The program builds on the foundation of ASU’s exciting new School for the Future of Innovation in Society and the combined expertise of a remarkable array of world-class research centers, including the Center for Biology and Society, the Consortium for Science, Policy & Outcomes, the Center for Nanotechnology in Society, the Center for Law, Science, and Innovation, the Center for Science and the Imagination, the Lincoln Center for Applied Ethics, the Center for Engagement and Training in Science and Society, the Center for Energy & Society, and the Risk Innovation Laboratory.
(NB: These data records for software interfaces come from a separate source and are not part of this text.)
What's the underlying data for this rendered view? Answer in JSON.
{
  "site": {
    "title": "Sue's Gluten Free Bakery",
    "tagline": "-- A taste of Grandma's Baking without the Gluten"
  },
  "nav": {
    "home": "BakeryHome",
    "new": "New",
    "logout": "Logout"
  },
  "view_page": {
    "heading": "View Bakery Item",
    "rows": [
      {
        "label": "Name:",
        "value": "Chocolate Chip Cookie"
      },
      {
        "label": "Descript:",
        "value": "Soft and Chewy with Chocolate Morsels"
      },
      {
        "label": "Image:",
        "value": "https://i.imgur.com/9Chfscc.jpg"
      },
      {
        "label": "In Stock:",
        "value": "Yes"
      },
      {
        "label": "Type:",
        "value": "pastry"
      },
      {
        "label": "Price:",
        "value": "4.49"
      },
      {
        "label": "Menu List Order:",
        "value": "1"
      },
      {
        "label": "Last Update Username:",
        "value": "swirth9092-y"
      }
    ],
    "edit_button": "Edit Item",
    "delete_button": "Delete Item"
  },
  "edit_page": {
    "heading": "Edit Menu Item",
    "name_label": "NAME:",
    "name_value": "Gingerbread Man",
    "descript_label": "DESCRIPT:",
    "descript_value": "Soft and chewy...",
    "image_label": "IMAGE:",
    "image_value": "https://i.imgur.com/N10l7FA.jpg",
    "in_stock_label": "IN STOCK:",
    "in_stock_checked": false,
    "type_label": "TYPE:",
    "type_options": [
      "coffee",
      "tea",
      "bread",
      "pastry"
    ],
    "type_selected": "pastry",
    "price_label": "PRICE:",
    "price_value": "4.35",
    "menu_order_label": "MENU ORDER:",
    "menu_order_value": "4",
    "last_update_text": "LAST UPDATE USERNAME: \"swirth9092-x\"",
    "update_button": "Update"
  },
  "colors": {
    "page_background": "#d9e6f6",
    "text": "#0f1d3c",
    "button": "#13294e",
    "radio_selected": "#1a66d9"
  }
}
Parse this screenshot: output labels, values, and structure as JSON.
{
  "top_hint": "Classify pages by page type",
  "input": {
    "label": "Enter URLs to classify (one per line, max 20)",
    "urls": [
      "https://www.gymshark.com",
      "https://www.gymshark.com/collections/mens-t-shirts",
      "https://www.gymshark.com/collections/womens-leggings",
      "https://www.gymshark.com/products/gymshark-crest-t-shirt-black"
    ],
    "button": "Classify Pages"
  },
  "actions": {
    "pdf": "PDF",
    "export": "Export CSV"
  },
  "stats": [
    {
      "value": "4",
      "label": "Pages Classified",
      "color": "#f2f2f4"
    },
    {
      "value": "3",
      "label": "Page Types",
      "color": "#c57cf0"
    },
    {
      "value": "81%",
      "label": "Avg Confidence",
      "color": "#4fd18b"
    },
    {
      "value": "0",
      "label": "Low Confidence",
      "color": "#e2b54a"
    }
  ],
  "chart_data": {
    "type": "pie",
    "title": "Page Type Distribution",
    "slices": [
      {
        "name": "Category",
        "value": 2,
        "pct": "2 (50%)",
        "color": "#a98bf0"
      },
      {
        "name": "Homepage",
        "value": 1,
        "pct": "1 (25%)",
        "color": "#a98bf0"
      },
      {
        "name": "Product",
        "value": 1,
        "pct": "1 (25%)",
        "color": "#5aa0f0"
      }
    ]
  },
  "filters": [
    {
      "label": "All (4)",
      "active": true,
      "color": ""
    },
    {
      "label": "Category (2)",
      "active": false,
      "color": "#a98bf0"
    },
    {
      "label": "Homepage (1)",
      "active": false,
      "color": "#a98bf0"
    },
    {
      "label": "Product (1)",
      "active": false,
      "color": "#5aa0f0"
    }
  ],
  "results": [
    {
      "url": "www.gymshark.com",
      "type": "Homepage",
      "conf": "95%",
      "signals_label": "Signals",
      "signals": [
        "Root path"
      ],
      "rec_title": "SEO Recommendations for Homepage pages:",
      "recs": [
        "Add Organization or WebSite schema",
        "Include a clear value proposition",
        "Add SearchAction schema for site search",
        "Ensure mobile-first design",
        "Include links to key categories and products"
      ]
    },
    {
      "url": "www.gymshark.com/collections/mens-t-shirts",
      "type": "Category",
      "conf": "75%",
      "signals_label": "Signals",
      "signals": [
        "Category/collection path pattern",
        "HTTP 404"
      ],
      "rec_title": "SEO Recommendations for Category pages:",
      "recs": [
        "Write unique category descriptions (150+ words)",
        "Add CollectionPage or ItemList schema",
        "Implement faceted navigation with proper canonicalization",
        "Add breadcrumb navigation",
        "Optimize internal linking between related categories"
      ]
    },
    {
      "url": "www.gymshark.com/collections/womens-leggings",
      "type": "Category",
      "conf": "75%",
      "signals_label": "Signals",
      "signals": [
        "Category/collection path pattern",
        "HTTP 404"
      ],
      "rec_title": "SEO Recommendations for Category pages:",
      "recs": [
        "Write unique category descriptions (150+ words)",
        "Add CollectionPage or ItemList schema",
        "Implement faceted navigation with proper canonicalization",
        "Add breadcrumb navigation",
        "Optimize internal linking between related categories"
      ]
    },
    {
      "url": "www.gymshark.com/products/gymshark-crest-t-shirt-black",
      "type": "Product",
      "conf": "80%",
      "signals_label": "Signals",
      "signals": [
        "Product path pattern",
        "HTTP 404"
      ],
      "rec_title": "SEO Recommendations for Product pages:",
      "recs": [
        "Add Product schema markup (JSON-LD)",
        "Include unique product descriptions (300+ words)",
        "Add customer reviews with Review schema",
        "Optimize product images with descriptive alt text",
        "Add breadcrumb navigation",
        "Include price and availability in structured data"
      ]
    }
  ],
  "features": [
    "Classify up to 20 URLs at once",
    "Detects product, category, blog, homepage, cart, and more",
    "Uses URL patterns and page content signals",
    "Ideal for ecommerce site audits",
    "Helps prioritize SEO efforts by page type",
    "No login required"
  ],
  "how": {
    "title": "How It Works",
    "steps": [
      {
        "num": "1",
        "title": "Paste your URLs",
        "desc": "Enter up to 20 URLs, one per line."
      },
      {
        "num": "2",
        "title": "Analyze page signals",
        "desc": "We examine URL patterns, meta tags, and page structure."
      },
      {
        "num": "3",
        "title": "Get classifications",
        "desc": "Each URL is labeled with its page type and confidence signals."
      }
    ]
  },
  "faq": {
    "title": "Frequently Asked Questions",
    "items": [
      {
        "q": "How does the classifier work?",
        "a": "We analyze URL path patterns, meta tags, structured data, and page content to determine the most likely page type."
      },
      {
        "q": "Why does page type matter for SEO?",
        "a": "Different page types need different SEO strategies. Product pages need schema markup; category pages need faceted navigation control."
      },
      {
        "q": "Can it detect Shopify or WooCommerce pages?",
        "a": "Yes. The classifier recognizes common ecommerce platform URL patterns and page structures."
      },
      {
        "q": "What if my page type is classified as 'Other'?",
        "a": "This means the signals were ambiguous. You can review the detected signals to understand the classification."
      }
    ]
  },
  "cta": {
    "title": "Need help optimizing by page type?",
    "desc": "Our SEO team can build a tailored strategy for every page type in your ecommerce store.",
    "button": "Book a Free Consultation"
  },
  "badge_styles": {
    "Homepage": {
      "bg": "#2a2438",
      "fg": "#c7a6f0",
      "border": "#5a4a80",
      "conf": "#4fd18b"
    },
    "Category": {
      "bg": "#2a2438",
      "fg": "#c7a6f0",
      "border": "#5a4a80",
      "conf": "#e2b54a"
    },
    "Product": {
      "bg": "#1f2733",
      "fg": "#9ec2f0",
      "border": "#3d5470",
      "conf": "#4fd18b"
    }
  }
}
Our philosophy is simple. Science and technology are too important to be developed only by scientists and engineers. We believe humanists and social scientists also have unique roles to play in helping to understand and inform the rationales and justifications for scientific research; to analyze and assess the increasingly powerful roles of science and technology as agents of social, moral and economic change; and to challenge universities, industries and policy makers to develop the institutional capacities necessary to meet the challenges of the 21st century.

This philosophy infuses not only our program but also all of ASU. ASU has currently embarked on a major reorganization of the university's intellectual geography to orient its work toward solving the grand challenges facing humanity in the 21st century. As a flagship program in that transformation, we are working closely with ASU's President Michael Crow, the science and engineering community, and business and policy leaders both to foster exciting research in the human and social dimensions of science and technology as well as to leverage the insights from that research to advance more socially-informed science, engineering and innovation practices.

We welcome applications for next year's class through December 15, annually. Please do not hesitate to contact me. I will be happy to answer your questions and discuss the many opportunities available through our program.

Sincerely,

Erik Fisher